One of the basic principles of Sun Tzu's strategy is that the future is not predictable and that things can change, sometimes dramatically over time. However, another principle is that change tends to balance itself out over time. In finance, the recognition of these principles takes the form of future trading, where a group of "speculators" assumes the risks of unpredictability in hopes of leveraging the principle of balance. This works pretty well because, while each of us is almost always wrong in our predictions, the wisdom of crowds does pretty well over time. Politicians often portray future traders as "villains" because a large part of their "elect me" narrative revolves around the misconception that the future can be predicted, planned, and controlled by small groups of individuals if only we had "good government." Yet, in practice, government prohibition of future trading makes markets many times more volatile and chaotic. Here is a great example from the 1950s when the US government saved us all from the evil onion traders (via InstaPundit). Does anyone want to see similar volatility in gas prices?
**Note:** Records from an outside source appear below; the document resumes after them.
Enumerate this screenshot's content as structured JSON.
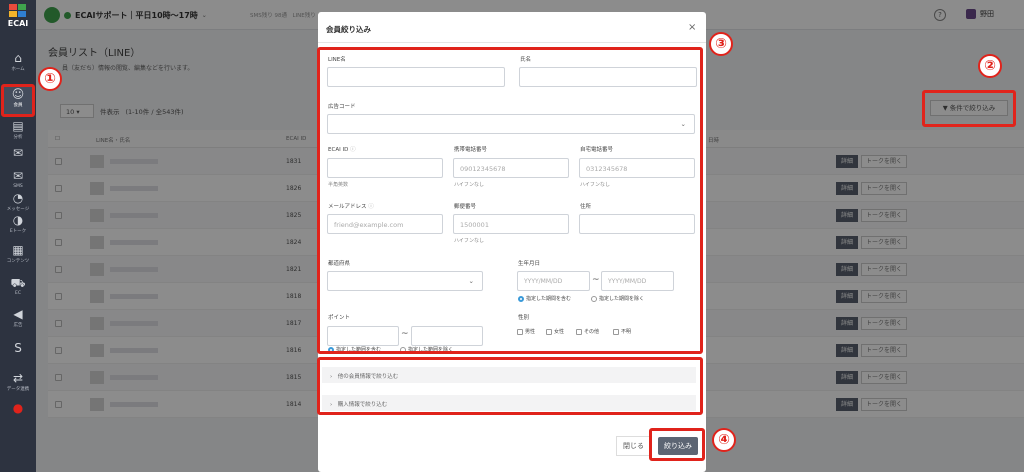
{
  "sidebar": {
    "logo_text": "ECAI",
    "items": [
      {
        "label": "ホーム",
        "icon": "home-icon",
        "glyph": "⌂"
      },
      {
        "label": "会員",
        "icon": "members-icon",
        "glyph": "☺"
      },
      {
        "label": "分析",
        "icon": "analytics-icon",
        "glyph": "▤"
      },
      {
        "label": "",
        "icon": "chat-icon",
        "glyph": "✉"
      },
      {
        "label": "SMS",
        "icon": "sms-icon",
        "glyph": "✉"
      },
      {
        "label": "メッセージ",
        "icon": "message-icon",
        "glyph": "◔"
      },
      {
        "label": "Eトーク",
        "icon": "talk-icon",
        "glyph": "◑"
      },
      {
        "label": "コンテンツ",
        "icon": "content-icon",
        "glyph": "▦"
      },
      {
        "label": "EC",
        "icon": "cart-icon",
        "glyph": "⛟"
      },
      {
        "label": "広告",
        "icon": "megaphone-icon",
        "glyph": "◀"
      },
      {
        "label": "",
        "icon": "shopify-icon",
        "glyph": "S"
      },
      {
        "label": "データ連携",
        "icon": "data-link-icon",
        "glyph": "⇄"
      },
      {
        "label": "",
        "icon": "robot-icon",
        "glyph": "●"
      }
    ]
  },
  "topbar": {
    "title": "ECAIサポート｜平日10時～17時",
    "quota": "SMS残り 98通　LINE残り 1814通",
    "help": "?",
    "user": "野田"
  },
  "page": {
    "title": "会員リスト（LINE）",
    "subtitle": "員（友だち）情報の閲覧、編集などを行います。",
    "per_page": "10",
    "per_page_label": "件表示",
    "range": "(1-10件 / 全543件)",
    "filter_button": "▼ 条件で絞り込み"
  },
  "table": {
    "headers": [
      "LINE名・氏名",
      "ECAI ID",
      "日時"
    ],
    "rows": [
      {
        "id": "1831"
      },
      {
        "id": "1826"
      },
      {
        "id": "1825"
      },
      {
        "id": "1824"
      },
      {
        "id": "1821"
      },
      {
        "id": "1818"
      },
      {
        "id": "1817"
      },
      {
        "id": "1816"
      },
      {
        "id": "1815"
      },
      {
        "id": "1814"
      }
    ],
    "detail_label": "詳細",
    "talk_label": "トークを開く"
  },
  "modal": {
    "title": "会員絞り込み",
    "close": "×",
    "line_name": "LINE名",
    "full_name": "氏名",
    "ad_code": "広告コード",
    "ecai_id": "ECAI ID",
    "ecai_hint": "半角英数",
    "mobile": "携帯電話番号",
    "mobile_ph": "09012345678",
    "mobile_hint": "ハイフンなし",
    "home_phone": "自宅電話番号",
    "home_ph": "0312345678",
    "home_hint": "ハイフンなし",
    "email": "メールアドレス",
    "email_ph": "friend@example.com",
    "postal": "郵便番号",
    "postal_ph": "1500001",
    "postal_hint": "ハイフンなし",
    "address": "住所",
    "prefecture": "都道府県",
    "birthday": "生年月日",
    "date_ph": "YYYY/MM/DD",
    "tilde": "~",
    "include_range": "指定した期間を含む",
    "exclude_range": "指定した期間を除く",
    "points": "ポイント",
    "include_range2": "指定した範囲を含む",
    "exclude_range2": "指定した範囲を除く",
    "gender": "性別",
    "genders": [
      "男性",
      "女性",
      "その他",
      "不明"
    ],
    "acc_other": "›　他の会員情報で絞り込む",
    "acc_purchase": "›　購入情報で絞り込む",
    "btn_close": "閉じる",
    "btn_apply": "絞り込み"
  },
  "annotations": [
    "①",
    "②",
    "③",
    "④"
  ]
}
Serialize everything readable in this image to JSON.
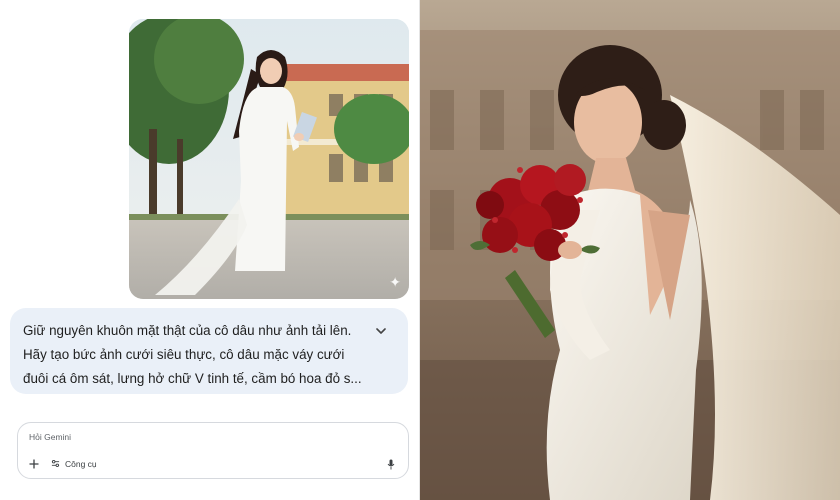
{
  "chat": {
    "uploaded_image": {
      "alt": "Ảnh tải lên",
      "sparkle_icon": "✦"
    },
    "prompt": {
      "text": "Giữ nguyên khuôn mặt thật của cô dâu như ảnh tải lên. Hãy tạo bức ảnh cưới siêu thực, cô dâu mặc váy cưới đuôi cá ôm sát, lưng hở chữ V tinh tế, cầm bó hoa đỏ s...",
      "expand_icon": "chevron-down-icon"
    },
    "input": {
      "placeholder": "Hỏi Gemini",
      "add_icon": "plus-icon",
      "tools_icon": "tools-sliders-icon",
      "tools_label": "Công cụ",
      "mic_icon": "microphone-icon"
    }
  },
  "result": {
    "alt": "Ảnh cưới được tạo"
  },
  "colors": {
    "bubble_bg": "#eaf0f8",
    "border": "#d6d9de",
    "text": "#1f1f1f",
    "muted": "#5f6368"
  }
}
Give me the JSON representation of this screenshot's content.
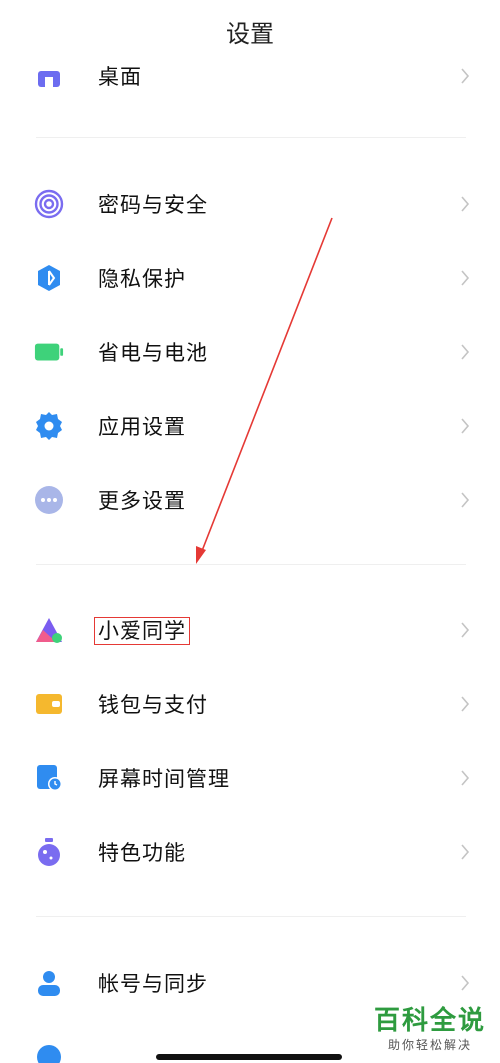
{
  "header": {
    "title": "设置"
  },
  "rows": [
    {
      "label": "桌面",
      "icon": "desktop-icon",
      "color": "#6c6cf0"
    },
    {
      "label": "密码与安全",
      "icon": "fingerprint-icon",
      "color": "#7a6cf0"
    },
    {
      "label": "隐私保护",
      "icon": "privacy-shield-icon",
      "color": "#2f8cf0"
    },
    {
      "label": "省电与电池",
      "icon": "battery-icon",
      "color": "#3ed27a"
    },
    {
      "label": "应用设置",
      "icon": "gear-icon",
      "color": "#2f8cf0"
    },
    {
      "label": "更多设置",
      "icon": "more-dots-icon",
      "color": "#a9b6e8"
    },
    {
      "label": "小爱同学",
      "icon": "xiaoai-icon",
      "color": "#7a5cf0",
      "highlighted": true
    },
    {
      "label": "钱包与支付",
      "icon": "wallet-icon",
      "color": "#f5b82e"
    },
    {
      "label": "屏幕时间管理",
      "icon": "screen-time-icon",
      "color": "#2f8cf0"
    },
    {
      "label": "特色功能",
      "icon": "feature-flask-icon",
      "color": "#7a6cf0"
    },
    {
      "label": "帐号与同步",
      "icon": "account-icon",
      "color": "#2f8cf0"
    }
  ],
  "watermark": {
    "title": "百科全说",
    "subtitle": "助你轻松解决"
  },
  "colors": {
    "annotation": "#e53935",
    "chevron": "#c4c4c4"
  }
}
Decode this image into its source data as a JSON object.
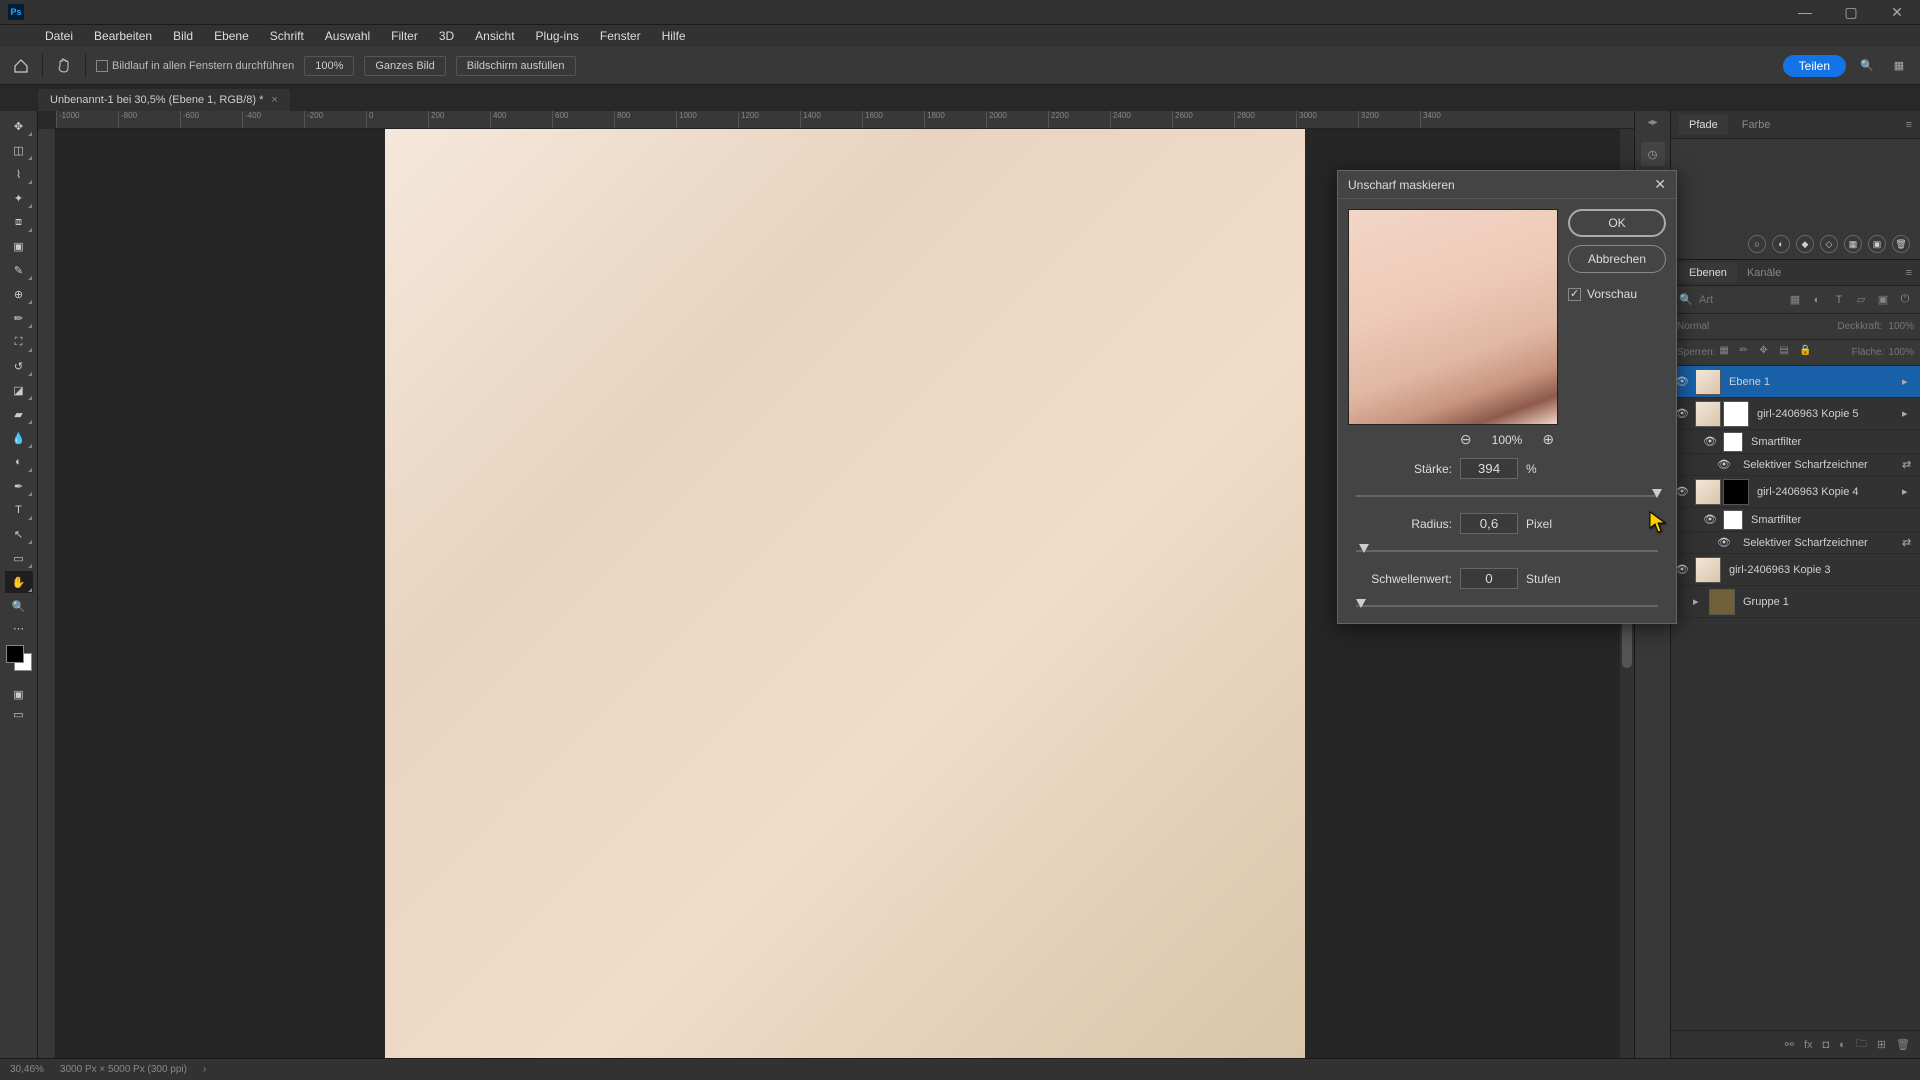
{
  "app": {
    "ps": "Ps"
  },
  "menu": [
    "Datei",
    "Bearbeiten",
    "Bild",
    "Ebene",
    "Schrift",
    "Auswahl",
    "Filter",
    "3D",
    "Ansicht",
    "Plug-ins",
    "Fenster",
    "Hilfe"
  ],
  "options": {
    "scroll_all": "Bildlauf in allen Fenstern durchführen",
    "p100": "100%",
    "fit": "Ganzes Bild",
    "fill": "Bildschirm ausfüllen",
    "share": "Teilen"
  },
  "doc": {
    "tab": "Unbenannt-1 bei 30,5% (Ebene 1, RGB/8) *"
  },
  "ruler": [
    "-1000",
    "-800",
    "-600",
    "-400",
    "-200",
    "0",
    "200",
    "400",
    "600",
    "800",
    "1000",
    "1200",
    "1400",
    "1600",
    "1800",
    "2000",
    "2200",
    "2400",
    "2600",
    "2800",
    "3000",
    "3200",
    "3400"
  ],
  "panels": {
    "pfade": "Pfade",
    "farbe": "Farbe",
    "ebenen": "Ebenen",
    "kanaele": "Kanäle",
    "blend": "Normal",
    "opacity_label": "Deckkraft:",
    "opacity": "100%",
    "lock_label": "Sperren:",
    "fill_label": "Fläche:",
    "fill": "100%",
    "search_hint": "Art"
  },
  "layers": {
    "l1": "Ebene 1",
    "l2": "girl-2406963 Kopie 5",
    "sf": "Smartfilter",
    "ss": "Selektiver Scharfzeichner",
    "l3": "girl-2406963 Kopie 4",
    "l4": "girl-2406963 Kopie 3",
    "grp": "Gruppe 1"
  },
  "dialog": {
    "title": "Unscharf maskieren",
    "ok": "OK",
    "cancel": "Abbrechen",
    "preview": "Vorschau",
    "zoom": "100%",
    "strength_label": "Stärke:",
    "strength": "394",
    "strength_unit": "%",
    "radius_label": "Radius:",
    "radius": "0,6",
    "radius_unit": "Pixel",
    "threshold_label": "Schwellenwert:",
    "threshold": "0",
    "threshold_unit": "Stufen"
  },
  "status": {
    "zoom": "30,46%",
    "dims": "3000 Px × 5000 Px (300 ppi)"
  }
}
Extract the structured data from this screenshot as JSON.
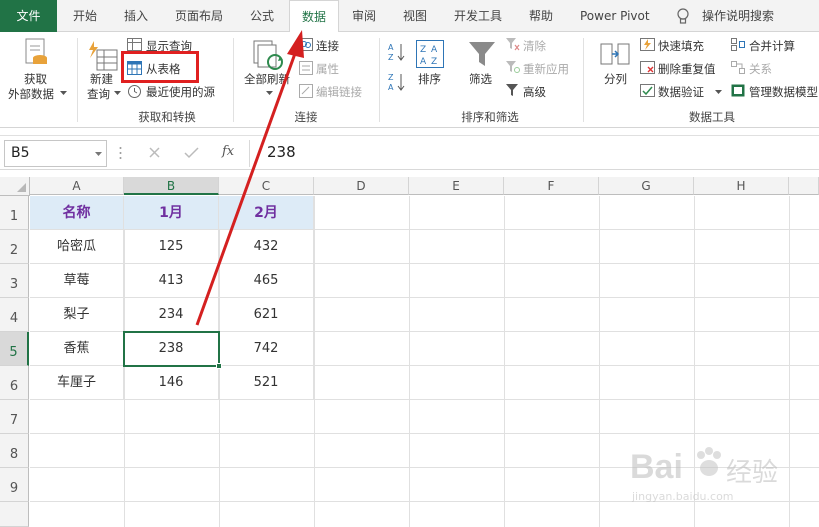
{
  "tabs": [
    "文件",
    "开始",
    "插入",
    "页面布局",
    "公式",
    "数据",
    "审阅",
    "视图",
    "开发工具",
    "帮助",
    "Power Pivot",
    "操作说明搜索"
  ],
  "ribbon": {
    "get_external": [
      "获取",
      "外部数据"
    ],
    "new_query": [
      "新建",
      "查询"
    ],
    "show_queries": "显示查询",
    "from_table": "从表格",
    "recent_sources": "最近使用的源",
    "group_get": "获取和转换",
    "refresh_all": "全部刷新",
    "connections": "连接",
    "properties": "属性",
    "edit_links": "编辑链接",
    "group_conn": "连接",
    "sort": "排序",
    "filter": "筛选",
    "clear": "清除",
    "reapply": "重新应用",
    "advanced": "高级",
    "group_sort": "排序和筛选",
    "split": "分列",
    "flash_fill": "快速填充",
    "remove_dup": "删除重复值",
    "validation": "数据验证",
    "consolidate": "合并计算",
    "relations": "关系",
    "data_model": "管理数据模型",
    "group_tools": "数据工具",
    "sort_az": [
      "A",
      "Z"
    ],
    "sort_za": [
      "Z",
      "A"
    ],
    "fx": "fx"
  },
  "formula": {
    "name_box": "B5",
    "value": "238"
  },
  "columns": [
    "A",
    "B",
    "C",
    "D",
    "E",
    "F",
    "G",
    "H"
  ],
  "rows": [
    "1",
    "2",
    "3",
    "4",
    "5",
    "6",
    "7",
    "8",
    "9"
  ],
  "table": [
    [
      "名称",
      "1月",
      "2月"
    ],
    [
      "哈密瓜",
      "125",
      "432"
    ],
    [
      "草莓",
      "413",
      "465"
    ],
    [
      "梨子",
      "234",
      "621"
    ],
    [
      "香蕉",
      "238",
      "742"
    ],
    [
      "车厘子",
      "146",
      "521"
    ]
  ],
  "watermark": [
    "Bai",
    "经验",
    "jingyan.baidu.com"
  ],
  "colors": {
    "excel_green": "#217346",
    "header_fill": "#ddebf7",
    "header_text": "#7030a0",
    "highlight_box": "#e02020",
    "arrow": "#d42020"
  }
}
As I mentioned in this earlier post, instead of branding those who do us the favor of assuming short-term risk as "evil," politicians should leverage the existence of speculation by passing legislations that makes future traders think that near-term fuel prices will fall instead of continue to rise.